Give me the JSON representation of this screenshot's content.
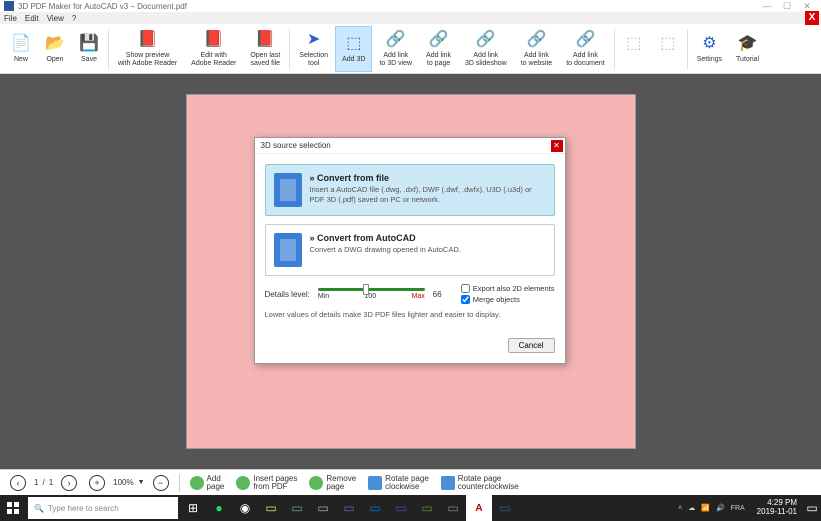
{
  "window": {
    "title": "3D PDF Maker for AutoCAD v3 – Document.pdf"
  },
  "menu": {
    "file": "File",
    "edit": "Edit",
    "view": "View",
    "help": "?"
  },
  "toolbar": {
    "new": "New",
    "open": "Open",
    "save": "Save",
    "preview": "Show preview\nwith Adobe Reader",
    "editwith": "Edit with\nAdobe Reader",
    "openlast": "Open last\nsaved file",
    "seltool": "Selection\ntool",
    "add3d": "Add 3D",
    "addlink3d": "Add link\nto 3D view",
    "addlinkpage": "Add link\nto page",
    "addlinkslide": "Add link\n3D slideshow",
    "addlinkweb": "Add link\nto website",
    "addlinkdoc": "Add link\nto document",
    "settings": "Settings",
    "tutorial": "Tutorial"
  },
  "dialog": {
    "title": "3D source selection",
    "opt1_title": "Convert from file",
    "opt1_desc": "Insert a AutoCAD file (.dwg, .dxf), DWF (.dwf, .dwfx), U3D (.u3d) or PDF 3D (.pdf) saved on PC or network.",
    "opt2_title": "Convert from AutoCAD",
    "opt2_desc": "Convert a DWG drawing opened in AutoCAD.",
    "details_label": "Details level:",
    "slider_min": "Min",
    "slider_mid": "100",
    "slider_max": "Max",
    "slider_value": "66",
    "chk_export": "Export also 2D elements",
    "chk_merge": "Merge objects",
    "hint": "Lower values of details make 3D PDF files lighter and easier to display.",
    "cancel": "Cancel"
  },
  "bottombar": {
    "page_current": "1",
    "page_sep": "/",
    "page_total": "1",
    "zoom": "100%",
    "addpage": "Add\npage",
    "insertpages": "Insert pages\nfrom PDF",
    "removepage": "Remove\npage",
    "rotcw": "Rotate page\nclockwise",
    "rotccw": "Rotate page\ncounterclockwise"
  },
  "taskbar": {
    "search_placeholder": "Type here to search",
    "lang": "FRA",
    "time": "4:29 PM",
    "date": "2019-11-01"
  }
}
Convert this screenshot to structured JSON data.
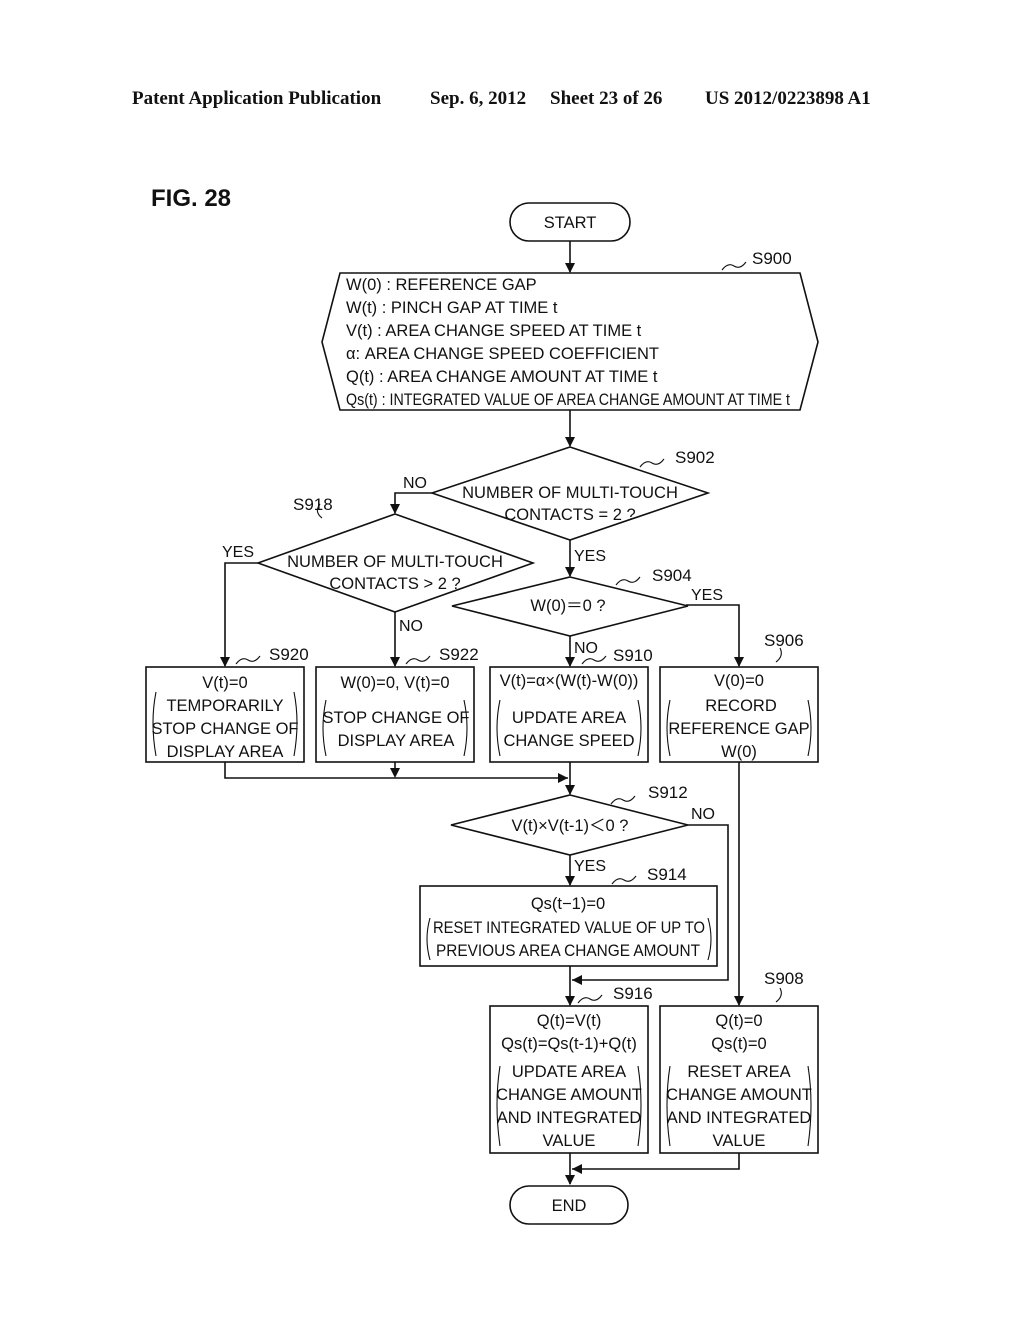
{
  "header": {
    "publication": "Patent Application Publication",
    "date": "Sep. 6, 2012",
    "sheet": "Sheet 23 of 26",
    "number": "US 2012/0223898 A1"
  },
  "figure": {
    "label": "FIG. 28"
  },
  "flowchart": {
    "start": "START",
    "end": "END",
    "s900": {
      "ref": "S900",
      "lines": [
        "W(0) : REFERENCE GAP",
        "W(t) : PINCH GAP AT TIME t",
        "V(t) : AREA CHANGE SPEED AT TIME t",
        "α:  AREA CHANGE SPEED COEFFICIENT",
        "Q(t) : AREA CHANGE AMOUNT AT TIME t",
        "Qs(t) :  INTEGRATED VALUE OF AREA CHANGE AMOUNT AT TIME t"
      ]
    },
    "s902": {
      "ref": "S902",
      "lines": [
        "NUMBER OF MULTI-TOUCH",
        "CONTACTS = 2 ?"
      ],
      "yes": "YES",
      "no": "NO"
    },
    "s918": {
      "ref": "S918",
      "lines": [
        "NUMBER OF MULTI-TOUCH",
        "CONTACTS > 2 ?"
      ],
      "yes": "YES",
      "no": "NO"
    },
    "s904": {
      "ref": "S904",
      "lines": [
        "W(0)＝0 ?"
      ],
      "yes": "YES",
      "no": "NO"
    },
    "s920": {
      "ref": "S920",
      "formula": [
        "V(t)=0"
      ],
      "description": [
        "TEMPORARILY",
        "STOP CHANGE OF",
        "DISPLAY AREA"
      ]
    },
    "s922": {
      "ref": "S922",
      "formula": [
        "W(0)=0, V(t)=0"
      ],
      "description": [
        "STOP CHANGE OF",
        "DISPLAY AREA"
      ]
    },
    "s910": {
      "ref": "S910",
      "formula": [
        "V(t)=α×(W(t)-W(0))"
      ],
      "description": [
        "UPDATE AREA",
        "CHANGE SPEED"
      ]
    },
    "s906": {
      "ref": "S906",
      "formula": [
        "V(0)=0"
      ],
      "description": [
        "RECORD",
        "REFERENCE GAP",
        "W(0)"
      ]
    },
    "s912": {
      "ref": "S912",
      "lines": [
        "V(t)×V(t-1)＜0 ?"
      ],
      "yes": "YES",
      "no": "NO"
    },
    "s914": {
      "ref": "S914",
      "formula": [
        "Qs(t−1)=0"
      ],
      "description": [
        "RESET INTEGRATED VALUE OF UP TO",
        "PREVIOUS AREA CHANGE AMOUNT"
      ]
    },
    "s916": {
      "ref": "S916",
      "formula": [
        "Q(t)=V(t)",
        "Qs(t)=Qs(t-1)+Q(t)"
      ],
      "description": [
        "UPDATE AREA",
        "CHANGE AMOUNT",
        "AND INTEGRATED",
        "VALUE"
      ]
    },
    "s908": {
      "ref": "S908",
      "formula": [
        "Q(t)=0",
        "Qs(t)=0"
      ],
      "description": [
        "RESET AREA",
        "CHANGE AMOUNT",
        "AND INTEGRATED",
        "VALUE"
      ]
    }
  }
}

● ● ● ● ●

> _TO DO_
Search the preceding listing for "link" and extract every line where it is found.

> _RESPONSE AREA_
    "addlink3d": "Add link\nto 3D view",
    "addlinkpage": "Add link\nto page",
    "addlinkslide": "Add link\n3D slideshow",
    "addlinkweb": "Add link\nto website",
    "addlinkdoc": "Add link\nto document",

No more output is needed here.